WHAT THE TASK REQUIRES => Nothing but a number should be given: the count of lines in the listing that include "check".

MATERIALS PROVIDED =>

◆ ◆ ◆

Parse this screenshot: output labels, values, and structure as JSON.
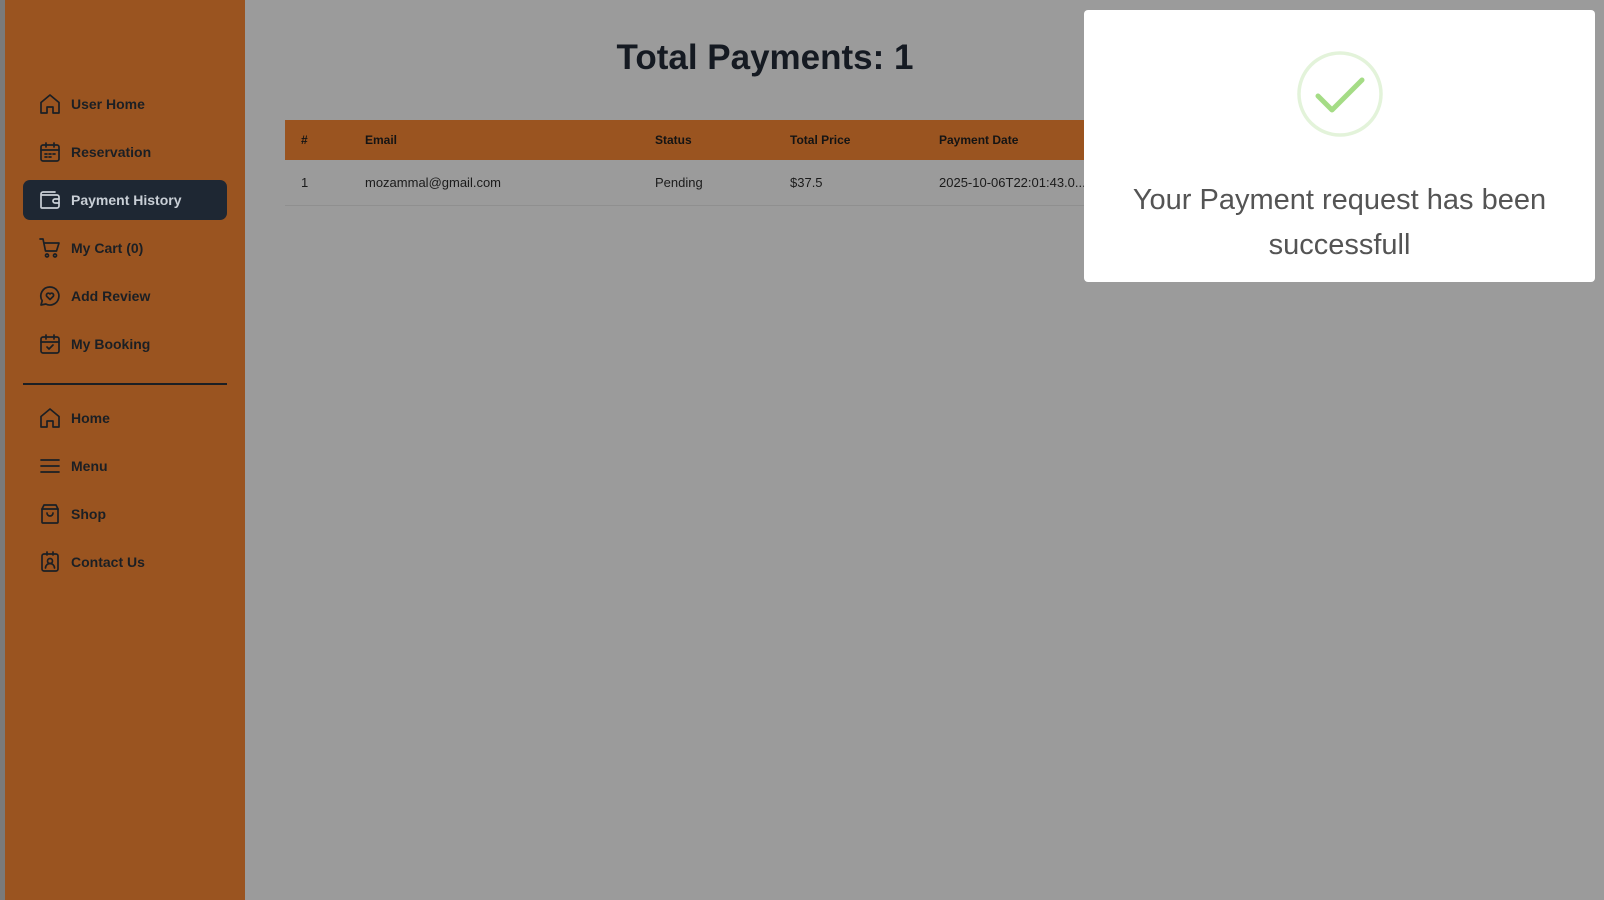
{
  "sidebar": {
    "dashboard_items": [
      {
        "label": "User Home",
        "icon": "home-icon",
        "active": false
      },
      {
        "label": "Reservation",
        "icon": "calendar-icon",
        "active": false
      },
      {
        "label": "Payment History",
        "icon": "wallet-icon",
        "active": true
      },
      {
        "label": "My Cart (0)",
        "icon": "cart-icon",
        "active": false
      },
      {
        "label": "Add Review",
        "icon": "review-icon",
        "active": false
      },
      {
        "label": "My Booking",
        "icon": "calendar-check-icon",
        "active": false
      }
    ],
    "site_items": [
      {
        "label": "Home",
        "icon": "home-icon"
      },
      {
        "label": "Menu",
        "icon": "menu-icon"
      },
      {
        "label": "Shop",
        "icon": "shopping-bag-icon"
      },
      {
        "label": "Contact Us",
        "icon": "contact-icon"
      }
    ]
  },
  "main": {
    "title": "Total Payments: 1",
    "table": {
      "columns": [
        "#",
        "Email",
        "Status",
        "Total Price",
        "Payment Date"
      ],
      "rows": [
        [
          "1",
          "mozammal@gmail.com",
          "Pending",
          "$37.5",
          "2025-10-06T22:01:43.0..."
        ]
      ]
    }
  },
  "modal": {
    "icon": "success-check-icon",
    "message": "Your Payment request has been successfull"
  },
  "colors": {
    "sidebar": "#9a5420",
    "active_item": "#1e2733",
    "overlay": "#9b9b9b",
    "success": "#a5dc86"
  }
}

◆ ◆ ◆

SOLUTION FOR THIS EXERCISE => 2